(Source data)
----

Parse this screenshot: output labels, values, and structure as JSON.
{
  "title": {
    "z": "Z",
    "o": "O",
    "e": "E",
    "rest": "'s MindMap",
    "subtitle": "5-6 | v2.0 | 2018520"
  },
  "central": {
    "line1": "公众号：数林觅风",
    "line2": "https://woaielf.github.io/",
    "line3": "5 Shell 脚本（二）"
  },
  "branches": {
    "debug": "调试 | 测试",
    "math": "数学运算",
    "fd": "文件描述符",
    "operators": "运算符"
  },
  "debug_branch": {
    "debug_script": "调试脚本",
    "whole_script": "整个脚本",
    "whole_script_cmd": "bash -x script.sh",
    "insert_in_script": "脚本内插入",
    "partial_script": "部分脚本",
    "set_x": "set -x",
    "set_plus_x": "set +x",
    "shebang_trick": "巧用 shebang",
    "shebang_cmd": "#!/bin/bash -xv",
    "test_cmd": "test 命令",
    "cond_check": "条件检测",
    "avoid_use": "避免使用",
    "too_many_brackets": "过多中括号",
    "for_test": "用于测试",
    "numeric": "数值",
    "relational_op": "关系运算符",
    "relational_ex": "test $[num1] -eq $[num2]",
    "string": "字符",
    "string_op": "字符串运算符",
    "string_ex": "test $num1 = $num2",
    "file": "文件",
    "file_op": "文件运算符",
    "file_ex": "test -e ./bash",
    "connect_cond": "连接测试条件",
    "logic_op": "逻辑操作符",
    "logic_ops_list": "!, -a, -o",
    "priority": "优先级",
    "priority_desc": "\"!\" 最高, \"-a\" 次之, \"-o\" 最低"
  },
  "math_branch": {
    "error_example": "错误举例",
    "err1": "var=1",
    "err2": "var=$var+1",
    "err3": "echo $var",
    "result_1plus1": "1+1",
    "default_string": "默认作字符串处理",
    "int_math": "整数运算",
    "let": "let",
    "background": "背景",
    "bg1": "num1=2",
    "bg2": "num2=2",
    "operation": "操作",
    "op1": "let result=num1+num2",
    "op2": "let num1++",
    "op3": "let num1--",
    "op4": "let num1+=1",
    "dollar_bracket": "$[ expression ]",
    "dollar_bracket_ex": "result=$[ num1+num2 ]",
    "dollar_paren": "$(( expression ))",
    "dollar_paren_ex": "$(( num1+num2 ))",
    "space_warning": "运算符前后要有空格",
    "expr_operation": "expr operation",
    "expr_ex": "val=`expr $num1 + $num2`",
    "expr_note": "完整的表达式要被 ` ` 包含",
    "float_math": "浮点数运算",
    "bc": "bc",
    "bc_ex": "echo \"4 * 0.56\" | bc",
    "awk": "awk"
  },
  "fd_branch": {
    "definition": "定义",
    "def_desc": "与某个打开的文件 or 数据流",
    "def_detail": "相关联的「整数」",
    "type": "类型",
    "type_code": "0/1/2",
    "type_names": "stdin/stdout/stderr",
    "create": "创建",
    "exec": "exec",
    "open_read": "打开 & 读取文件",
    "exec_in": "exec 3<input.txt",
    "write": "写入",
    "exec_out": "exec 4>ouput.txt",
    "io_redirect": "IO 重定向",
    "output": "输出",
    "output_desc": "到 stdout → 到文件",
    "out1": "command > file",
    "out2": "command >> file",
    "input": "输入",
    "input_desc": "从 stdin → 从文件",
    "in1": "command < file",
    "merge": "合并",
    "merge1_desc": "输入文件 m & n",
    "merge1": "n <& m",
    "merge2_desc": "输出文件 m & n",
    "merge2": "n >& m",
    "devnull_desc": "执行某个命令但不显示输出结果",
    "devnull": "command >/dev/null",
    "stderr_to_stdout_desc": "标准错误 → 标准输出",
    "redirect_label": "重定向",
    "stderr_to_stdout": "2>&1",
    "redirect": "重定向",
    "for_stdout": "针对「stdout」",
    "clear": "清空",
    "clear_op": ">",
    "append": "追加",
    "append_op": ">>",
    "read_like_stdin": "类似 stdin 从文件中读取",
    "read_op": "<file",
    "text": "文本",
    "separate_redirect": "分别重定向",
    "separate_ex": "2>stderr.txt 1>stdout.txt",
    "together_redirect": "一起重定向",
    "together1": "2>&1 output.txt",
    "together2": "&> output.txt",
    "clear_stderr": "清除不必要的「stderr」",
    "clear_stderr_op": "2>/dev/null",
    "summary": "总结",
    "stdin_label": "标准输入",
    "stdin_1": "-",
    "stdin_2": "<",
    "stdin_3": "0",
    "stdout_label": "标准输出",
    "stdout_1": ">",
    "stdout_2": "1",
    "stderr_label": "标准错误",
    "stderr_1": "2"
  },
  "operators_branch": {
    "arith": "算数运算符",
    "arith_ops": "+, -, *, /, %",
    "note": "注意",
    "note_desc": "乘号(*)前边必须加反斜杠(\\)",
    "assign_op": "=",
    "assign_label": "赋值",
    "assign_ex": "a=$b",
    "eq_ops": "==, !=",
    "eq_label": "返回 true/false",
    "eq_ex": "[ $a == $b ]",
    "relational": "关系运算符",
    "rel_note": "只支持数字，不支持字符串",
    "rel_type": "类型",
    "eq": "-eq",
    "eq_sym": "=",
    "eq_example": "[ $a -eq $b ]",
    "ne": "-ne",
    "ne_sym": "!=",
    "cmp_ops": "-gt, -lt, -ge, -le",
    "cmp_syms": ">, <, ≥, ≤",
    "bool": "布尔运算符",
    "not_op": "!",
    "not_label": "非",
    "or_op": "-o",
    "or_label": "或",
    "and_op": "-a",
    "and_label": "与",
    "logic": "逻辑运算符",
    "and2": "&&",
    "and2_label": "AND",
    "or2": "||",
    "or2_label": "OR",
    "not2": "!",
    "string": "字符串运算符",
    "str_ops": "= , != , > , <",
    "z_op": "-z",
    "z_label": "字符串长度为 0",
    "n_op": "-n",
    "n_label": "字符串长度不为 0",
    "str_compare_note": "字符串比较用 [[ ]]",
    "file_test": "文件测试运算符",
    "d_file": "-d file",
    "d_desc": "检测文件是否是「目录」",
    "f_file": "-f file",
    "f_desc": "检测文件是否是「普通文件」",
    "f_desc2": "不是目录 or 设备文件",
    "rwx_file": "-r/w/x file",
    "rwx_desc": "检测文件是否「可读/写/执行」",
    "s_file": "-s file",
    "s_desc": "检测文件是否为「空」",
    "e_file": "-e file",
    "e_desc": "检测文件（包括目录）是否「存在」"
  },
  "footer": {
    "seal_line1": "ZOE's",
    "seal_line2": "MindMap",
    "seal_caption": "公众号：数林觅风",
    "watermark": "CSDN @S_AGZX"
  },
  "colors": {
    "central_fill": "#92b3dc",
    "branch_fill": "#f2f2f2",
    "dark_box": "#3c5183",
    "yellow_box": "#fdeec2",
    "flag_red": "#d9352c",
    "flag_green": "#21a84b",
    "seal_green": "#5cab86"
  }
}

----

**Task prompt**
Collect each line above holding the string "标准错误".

**Answer to this problem**
    "stderr_to_stdout_desc": "标准错误 → 标准输出",
    "stderr_label": "标准错误",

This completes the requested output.